= ASSIGNED TASK =
Identify and pull out each line of the entries in which "meta" occurs.

= SUPPLIED RECORDS =
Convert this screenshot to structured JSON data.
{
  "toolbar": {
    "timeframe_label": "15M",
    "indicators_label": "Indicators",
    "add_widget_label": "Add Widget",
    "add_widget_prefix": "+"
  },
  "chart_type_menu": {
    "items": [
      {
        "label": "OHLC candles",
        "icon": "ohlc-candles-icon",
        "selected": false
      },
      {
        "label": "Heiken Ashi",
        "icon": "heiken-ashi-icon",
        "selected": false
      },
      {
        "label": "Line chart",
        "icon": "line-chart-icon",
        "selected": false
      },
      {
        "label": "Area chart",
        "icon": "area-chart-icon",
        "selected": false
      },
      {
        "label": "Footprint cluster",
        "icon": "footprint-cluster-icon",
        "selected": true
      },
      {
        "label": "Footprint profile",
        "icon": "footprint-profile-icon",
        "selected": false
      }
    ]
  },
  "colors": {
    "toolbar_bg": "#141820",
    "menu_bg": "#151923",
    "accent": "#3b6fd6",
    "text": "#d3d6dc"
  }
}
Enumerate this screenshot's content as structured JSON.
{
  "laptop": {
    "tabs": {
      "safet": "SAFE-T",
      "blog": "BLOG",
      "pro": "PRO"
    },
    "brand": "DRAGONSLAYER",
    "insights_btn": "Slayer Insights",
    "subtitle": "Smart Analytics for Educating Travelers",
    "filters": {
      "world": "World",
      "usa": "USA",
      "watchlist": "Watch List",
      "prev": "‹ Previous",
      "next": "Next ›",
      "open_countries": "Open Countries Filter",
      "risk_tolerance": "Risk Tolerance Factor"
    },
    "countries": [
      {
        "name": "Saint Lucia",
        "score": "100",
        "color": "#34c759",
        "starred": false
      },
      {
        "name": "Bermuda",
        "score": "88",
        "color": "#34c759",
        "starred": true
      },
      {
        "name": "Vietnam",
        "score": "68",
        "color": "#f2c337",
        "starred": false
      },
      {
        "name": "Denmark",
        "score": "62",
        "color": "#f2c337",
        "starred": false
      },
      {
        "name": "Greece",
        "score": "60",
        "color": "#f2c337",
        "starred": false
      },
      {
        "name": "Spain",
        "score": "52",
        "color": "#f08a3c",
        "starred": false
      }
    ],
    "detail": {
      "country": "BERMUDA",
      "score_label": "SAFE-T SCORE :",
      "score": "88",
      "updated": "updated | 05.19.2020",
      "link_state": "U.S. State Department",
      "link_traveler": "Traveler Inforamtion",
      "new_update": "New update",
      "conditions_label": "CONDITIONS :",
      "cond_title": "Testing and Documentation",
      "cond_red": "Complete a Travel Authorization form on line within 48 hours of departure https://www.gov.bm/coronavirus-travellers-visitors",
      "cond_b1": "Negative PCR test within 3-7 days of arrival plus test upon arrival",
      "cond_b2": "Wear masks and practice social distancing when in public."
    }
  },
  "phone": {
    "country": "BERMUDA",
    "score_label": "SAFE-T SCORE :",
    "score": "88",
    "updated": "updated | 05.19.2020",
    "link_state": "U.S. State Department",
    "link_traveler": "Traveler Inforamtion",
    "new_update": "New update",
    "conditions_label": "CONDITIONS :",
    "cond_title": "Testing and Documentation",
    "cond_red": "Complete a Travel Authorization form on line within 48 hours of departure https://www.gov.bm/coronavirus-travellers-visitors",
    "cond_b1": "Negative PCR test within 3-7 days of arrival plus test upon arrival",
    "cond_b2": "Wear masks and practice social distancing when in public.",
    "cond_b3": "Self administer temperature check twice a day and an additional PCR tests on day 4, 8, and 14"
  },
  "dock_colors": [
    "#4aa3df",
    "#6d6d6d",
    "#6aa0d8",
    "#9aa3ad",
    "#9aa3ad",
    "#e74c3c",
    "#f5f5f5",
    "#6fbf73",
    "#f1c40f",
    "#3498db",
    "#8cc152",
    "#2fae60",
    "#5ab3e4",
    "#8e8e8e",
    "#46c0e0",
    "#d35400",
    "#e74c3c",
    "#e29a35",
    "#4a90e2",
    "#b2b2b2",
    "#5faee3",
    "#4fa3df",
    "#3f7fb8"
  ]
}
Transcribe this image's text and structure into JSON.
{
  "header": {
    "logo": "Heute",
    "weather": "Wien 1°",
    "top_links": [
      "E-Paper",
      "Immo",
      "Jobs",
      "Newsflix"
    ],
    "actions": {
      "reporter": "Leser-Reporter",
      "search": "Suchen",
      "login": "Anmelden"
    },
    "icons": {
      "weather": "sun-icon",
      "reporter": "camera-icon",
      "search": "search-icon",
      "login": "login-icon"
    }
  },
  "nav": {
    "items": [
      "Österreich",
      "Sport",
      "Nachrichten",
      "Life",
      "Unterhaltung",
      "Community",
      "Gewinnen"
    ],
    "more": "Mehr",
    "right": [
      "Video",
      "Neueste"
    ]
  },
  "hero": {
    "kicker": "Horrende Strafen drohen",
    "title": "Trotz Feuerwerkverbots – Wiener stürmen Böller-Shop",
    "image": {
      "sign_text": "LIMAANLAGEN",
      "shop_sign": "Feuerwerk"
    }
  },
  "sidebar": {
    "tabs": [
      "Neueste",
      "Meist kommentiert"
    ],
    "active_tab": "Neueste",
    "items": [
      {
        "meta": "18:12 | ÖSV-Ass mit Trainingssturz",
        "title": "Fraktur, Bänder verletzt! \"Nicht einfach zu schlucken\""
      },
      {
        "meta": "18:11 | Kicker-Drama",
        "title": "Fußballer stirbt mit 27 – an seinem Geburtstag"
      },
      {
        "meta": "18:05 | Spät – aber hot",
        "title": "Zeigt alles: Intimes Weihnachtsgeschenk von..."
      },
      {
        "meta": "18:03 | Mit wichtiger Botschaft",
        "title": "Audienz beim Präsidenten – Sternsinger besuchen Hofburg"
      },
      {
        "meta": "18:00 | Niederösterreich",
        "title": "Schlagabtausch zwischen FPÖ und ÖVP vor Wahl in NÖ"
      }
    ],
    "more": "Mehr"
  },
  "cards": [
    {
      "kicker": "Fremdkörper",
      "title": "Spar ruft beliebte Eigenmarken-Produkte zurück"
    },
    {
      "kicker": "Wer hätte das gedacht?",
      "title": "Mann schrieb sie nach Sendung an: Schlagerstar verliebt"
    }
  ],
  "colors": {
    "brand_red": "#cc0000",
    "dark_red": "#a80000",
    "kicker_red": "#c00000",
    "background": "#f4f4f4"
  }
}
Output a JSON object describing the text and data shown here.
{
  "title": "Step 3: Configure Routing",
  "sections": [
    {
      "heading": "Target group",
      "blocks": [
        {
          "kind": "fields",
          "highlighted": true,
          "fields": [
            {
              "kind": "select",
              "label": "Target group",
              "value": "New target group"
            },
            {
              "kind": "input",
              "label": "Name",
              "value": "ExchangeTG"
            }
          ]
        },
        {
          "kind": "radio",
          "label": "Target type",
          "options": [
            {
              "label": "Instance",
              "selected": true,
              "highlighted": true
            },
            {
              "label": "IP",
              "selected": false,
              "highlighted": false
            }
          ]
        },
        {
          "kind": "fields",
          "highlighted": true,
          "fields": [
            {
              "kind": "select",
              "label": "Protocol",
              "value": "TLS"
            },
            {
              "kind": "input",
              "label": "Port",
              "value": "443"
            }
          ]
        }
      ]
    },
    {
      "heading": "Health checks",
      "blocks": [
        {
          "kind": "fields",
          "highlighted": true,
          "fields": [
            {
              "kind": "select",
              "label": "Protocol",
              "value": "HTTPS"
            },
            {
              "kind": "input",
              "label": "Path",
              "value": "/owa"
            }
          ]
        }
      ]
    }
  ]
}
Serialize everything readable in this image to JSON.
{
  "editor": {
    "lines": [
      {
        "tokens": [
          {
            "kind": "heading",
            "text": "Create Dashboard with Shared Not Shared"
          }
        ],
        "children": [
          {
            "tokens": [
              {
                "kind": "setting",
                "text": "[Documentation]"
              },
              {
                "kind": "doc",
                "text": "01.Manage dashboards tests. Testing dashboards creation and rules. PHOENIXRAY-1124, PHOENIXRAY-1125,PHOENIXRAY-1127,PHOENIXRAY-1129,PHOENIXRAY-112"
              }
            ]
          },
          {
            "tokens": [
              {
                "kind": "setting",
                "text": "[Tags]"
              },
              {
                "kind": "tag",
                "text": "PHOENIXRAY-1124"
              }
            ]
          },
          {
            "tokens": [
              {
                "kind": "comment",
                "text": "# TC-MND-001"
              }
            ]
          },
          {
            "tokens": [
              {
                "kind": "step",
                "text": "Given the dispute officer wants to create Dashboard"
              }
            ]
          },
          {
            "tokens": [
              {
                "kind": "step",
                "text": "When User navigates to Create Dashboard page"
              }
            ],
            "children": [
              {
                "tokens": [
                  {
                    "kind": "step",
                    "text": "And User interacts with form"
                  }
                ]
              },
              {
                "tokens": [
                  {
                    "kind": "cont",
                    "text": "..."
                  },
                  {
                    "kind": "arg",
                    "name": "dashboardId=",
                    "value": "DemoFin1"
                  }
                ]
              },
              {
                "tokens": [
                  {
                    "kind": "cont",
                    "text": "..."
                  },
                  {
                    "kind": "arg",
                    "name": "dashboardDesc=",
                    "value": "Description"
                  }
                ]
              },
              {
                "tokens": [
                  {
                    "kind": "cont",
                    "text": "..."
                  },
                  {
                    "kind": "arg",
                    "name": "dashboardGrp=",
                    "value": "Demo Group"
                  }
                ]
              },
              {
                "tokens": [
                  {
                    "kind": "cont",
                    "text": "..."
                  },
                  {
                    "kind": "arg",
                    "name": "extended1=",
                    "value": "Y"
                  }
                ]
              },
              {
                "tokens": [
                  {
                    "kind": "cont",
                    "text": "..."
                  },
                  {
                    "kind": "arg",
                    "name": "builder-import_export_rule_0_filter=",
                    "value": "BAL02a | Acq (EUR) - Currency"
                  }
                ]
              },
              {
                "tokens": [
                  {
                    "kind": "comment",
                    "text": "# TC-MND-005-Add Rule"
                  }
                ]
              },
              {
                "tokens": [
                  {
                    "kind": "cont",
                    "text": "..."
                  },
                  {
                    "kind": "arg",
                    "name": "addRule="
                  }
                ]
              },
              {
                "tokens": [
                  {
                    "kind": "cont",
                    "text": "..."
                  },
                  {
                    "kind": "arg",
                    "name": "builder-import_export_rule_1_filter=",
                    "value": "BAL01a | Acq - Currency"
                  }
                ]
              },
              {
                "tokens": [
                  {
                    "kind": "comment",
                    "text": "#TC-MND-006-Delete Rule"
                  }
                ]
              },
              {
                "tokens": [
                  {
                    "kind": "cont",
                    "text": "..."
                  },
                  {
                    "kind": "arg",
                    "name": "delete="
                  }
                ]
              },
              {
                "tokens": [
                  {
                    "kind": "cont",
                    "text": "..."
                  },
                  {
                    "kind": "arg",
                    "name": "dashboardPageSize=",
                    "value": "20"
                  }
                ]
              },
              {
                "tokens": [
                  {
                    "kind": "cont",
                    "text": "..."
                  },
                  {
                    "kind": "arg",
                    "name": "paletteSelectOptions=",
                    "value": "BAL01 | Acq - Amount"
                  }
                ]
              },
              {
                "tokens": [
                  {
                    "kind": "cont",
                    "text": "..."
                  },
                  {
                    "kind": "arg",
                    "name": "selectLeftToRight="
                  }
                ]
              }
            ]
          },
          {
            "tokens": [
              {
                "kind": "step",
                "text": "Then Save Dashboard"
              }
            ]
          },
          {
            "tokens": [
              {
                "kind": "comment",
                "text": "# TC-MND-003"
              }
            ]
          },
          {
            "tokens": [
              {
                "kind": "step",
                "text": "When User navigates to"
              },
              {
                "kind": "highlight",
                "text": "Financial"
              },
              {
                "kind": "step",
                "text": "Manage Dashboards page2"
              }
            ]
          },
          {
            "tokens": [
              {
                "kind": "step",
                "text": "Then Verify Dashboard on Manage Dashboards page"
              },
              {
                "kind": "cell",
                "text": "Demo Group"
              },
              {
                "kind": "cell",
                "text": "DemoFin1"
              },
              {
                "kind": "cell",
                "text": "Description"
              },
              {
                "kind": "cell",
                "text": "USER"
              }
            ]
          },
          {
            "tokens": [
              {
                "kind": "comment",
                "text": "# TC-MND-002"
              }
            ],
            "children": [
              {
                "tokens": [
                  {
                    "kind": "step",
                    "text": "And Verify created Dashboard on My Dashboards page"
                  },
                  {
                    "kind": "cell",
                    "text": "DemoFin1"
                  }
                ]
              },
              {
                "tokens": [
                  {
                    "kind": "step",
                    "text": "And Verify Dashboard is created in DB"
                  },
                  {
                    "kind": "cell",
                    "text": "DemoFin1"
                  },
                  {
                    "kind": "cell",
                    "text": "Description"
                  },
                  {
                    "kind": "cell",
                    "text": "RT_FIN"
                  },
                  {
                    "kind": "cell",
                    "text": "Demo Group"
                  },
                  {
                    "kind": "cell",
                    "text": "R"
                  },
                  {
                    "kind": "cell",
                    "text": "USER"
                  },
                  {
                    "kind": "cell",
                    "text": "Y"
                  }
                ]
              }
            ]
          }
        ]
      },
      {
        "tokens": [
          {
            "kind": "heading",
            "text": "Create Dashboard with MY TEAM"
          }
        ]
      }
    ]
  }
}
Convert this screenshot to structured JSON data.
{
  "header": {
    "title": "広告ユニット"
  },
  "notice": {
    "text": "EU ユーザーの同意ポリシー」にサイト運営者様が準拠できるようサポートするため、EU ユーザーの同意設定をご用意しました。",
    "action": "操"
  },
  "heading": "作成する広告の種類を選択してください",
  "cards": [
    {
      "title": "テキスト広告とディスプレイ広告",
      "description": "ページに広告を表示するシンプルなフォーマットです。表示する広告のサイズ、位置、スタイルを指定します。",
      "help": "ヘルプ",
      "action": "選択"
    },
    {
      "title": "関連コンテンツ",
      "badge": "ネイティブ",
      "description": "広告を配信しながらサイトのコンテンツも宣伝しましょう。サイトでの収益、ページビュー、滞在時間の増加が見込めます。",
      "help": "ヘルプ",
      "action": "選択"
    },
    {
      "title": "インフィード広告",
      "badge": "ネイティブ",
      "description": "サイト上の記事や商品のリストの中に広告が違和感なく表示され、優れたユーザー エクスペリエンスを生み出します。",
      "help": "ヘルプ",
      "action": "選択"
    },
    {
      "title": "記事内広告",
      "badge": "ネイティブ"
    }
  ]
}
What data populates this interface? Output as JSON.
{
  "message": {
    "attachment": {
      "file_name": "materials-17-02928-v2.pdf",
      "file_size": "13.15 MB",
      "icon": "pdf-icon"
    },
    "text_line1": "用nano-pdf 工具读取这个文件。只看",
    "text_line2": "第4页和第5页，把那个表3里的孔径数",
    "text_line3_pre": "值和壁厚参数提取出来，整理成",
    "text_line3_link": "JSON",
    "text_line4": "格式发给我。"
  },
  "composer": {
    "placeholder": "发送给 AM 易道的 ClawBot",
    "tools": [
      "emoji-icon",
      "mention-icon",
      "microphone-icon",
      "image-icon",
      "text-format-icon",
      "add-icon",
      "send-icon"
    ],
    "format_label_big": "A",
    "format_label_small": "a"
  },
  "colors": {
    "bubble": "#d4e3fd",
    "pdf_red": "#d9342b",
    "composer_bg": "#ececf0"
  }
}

= SOLUTION FOR THIS TASK =
        "meta": "18:12 | ÖSV-Ass mit Trainingssturz",
        "meta": "18:11 | Kicker-Drama",
        "meta": "18:05 | Spät – aber hot",
        "meta": "18:03 | Mit wichtiger Botschaft",
        "meta": "18:00 | Niederösterreich",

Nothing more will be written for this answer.